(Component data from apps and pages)
►

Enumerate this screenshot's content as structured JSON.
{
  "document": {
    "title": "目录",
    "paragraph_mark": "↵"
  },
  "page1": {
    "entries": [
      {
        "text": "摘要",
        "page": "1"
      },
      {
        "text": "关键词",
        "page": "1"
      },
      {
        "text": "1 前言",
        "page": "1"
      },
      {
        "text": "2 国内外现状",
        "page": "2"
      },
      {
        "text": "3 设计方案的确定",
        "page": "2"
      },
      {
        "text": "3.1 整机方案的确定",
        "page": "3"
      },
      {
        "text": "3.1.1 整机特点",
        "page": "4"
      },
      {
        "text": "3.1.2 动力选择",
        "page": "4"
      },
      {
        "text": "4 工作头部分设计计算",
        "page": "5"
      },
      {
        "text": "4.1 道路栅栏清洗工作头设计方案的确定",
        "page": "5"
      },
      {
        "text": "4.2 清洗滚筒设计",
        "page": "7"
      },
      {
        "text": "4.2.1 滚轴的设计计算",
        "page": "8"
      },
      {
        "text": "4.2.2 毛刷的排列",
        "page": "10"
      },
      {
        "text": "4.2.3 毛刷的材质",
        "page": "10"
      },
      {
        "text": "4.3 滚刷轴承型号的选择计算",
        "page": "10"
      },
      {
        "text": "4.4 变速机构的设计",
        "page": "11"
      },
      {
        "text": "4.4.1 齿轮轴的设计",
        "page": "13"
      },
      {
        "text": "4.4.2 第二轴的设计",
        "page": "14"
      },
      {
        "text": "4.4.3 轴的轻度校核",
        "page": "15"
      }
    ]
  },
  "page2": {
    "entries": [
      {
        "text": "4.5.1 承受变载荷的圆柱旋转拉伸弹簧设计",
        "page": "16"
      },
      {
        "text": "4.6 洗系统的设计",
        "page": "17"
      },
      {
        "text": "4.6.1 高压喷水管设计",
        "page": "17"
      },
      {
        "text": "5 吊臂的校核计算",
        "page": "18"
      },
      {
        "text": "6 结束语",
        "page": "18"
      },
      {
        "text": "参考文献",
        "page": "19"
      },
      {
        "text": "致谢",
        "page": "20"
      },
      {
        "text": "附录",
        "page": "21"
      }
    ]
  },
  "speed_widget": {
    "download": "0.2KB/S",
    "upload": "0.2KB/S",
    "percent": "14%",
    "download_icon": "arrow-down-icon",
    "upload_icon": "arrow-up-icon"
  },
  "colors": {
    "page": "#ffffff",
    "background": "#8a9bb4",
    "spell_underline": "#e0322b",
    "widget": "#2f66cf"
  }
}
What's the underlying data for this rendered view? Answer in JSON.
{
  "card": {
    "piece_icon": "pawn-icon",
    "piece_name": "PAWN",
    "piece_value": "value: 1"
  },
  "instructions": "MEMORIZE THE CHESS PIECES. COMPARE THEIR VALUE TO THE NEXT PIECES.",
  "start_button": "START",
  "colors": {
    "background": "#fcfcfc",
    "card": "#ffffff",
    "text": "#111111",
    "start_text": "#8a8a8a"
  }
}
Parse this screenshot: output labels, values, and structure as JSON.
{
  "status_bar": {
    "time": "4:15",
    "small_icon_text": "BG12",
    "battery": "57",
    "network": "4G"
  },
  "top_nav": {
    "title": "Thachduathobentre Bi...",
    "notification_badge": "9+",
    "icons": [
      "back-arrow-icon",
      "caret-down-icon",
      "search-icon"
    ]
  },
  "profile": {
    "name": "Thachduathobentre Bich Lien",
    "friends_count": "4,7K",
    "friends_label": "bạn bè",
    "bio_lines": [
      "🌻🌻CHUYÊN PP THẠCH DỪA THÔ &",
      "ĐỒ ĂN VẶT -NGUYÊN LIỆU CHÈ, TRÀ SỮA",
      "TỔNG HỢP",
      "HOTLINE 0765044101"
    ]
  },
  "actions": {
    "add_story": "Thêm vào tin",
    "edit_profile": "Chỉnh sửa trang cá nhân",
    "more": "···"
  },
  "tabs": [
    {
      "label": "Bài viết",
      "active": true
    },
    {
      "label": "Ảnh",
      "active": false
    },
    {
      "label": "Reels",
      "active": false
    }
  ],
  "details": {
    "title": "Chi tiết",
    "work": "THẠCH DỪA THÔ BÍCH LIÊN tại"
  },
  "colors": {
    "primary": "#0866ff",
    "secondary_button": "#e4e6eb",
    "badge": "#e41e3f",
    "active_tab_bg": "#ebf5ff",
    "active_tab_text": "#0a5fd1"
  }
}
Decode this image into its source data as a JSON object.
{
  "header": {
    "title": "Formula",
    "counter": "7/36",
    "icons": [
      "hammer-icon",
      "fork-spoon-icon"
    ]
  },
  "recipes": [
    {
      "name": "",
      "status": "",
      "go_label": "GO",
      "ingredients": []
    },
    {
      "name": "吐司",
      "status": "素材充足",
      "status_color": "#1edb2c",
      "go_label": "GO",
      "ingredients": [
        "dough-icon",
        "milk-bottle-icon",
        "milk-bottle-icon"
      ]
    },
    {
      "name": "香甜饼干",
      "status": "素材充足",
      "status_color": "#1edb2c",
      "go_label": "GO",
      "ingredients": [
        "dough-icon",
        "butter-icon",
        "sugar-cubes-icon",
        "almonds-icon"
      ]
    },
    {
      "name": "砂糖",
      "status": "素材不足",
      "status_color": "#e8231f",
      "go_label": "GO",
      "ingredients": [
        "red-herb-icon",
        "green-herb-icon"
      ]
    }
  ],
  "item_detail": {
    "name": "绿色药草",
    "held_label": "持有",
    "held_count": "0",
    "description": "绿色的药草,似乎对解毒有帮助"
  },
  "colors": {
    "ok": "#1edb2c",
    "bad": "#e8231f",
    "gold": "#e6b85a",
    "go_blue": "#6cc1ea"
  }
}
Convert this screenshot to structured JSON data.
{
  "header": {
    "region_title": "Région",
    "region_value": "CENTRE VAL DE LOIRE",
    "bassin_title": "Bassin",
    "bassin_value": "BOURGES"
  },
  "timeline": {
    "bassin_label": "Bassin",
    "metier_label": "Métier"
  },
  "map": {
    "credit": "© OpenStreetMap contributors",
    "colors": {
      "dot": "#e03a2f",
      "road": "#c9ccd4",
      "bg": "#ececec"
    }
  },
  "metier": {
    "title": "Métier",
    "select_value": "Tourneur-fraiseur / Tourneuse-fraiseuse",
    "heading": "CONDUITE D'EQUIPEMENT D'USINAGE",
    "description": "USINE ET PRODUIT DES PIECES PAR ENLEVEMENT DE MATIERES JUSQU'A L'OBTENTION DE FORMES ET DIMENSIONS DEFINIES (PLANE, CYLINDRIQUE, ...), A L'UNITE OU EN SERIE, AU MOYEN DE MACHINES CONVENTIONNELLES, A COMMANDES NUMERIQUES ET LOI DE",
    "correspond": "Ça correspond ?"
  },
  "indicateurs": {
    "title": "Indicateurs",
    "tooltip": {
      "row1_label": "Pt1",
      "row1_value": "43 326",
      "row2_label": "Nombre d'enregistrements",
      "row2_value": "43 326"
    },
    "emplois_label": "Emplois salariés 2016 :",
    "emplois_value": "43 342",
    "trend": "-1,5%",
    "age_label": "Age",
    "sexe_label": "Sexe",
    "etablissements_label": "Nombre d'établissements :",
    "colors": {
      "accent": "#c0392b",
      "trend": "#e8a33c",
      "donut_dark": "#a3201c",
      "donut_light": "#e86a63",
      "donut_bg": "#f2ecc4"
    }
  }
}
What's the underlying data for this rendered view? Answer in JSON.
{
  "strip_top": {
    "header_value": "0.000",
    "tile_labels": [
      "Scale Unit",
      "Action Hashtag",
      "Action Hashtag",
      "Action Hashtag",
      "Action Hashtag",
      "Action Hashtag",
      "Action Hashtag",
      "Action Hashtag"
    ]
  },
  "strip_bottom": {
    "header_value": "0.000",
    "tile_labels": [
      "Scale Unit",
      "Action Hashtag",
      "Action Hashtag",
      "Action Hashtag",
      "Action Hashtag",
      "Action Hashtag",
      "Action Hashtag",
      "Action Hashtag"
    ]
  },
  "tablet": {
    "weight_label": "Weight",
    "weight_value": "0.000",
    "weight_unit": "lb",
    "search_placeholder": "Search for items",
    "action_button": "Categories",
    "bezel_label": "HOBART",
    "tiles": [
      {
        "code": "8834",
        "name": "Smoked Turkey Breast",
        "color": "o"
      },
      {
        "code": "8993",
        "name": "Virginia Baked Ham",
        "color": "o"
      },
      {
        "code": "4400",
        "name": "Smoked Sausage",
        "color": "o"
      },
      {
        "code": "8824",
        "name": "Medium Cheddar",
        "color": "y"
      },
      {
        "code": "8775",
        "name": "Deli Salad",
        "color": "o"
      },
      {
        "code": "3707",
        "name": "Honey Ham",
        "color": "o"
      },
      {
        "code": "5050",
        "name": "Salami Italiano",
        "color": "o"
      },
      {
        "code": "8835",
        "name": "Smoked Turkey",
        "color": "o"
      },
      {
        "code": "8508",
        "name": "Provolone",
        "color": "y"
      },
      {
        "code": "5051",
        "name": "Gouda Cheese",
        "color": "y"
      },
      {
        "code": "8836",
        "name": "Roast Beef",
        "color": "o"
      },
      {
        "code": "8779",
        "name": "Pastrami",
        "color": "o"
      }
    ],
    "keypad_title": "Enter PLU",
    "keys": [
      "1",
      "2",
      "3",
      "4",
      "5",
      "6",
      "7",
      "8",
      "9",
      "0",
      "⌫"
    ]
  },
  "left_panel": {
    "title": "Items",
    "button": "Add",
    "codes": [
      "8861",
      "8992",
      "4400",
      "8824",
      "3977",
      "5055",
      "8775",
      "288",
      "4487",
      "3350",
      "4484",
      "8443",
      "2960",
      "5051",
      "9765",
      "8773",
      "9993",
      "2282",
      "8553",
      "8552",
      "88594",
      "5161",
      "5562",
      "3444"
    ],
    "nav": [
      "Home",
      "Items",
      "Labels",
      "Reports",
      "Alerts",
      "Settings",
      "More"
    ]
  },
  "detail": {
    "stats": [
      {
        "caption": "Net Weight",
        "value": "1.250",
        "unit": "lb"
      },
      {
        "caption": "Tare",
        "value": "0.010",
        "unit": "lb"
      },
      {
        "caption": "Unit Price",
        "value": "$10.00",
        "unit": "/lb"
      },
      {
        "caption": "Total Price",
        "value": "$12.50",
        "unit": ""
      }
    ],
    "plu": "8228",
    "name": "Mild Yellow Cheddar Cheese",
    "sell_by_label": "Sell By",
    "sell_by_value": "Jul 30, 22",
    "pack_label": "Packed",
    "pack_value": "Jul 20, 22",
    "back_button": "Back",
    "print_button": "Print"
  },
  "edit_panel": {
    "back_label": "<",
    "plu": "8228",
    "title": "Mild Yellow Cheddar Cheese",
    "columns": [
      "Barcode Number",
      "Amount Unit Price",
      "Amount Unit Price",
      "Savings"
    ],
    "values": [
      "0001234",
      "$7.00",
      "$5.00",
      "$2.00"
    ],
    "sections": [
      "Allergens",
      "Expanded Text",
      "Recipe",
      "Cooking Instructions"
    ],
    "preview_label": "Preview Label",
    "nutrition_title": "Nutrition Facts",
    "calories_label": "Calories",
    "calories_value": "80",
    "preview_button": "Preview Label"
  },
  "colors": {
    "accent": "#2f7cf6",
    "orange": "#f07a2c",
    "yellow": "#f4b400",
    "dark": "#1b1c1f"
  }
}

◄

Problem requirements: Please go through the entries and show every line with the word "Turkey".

Response area:
        "name": "Smoked Turkey Breast",
        "name": "Smoked Turkey",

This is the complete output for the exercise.